EXERCISE OBJECTIVE
Report each line of the data below in which "term" appears.

DATASET ENTRIES
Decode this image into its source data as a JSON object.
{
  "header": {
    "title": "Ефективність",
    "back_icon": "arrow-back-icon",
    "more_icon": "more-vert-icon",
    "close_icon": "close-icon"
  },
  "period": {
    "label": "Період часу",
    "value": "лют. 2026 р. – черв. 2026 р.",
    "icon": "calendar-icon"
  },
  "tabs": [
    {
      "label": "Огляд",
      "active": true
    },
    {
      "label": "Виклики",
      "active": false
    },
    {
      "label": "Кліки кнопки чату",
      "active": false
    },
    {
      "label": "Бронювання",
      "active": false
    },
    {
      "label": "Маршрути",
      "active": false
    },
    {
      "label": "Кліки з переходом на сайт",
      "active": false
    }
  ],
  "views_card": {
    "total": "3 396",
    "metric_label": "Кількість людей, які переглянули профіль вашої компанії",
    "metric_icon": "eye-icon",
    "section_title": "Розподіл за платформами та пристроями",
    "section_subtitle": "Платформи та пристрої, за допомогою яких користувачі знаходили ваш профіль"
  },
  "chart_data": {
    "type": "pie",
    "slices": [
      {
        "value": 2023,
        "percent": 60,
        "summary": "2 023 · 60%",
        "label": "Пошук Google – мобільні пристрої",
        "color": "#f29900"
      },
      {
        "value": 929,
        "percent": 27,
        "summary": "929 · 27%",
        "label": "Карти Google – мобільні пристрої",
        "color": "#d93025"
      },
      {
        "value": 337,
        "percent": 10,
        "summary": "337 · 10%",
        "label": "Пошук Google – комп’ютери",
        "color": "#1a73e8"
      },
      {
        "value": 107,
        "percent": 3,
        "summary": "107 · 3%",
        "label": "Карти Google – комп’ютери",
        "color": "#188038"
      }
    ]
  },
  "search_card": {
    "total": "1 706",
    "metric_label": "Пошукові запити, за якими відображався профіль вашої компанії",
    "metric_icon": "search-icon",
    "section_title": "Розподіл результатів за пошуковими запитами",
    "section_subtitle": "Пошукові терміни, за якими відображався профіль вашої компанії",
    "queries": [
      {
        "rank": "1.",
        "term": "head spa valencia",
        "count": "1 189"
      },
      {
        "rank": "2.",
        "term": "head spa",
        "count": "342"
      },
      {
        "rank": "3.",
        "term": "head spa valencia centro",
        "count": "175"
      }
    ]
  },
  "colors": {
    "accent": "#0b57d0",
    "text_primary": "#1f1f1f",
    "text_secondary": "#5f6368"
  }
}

SOLVED EXERCISE
        "term": "head spa valencia",
        "term": "head spa",
        "term": "head spa valencia centro",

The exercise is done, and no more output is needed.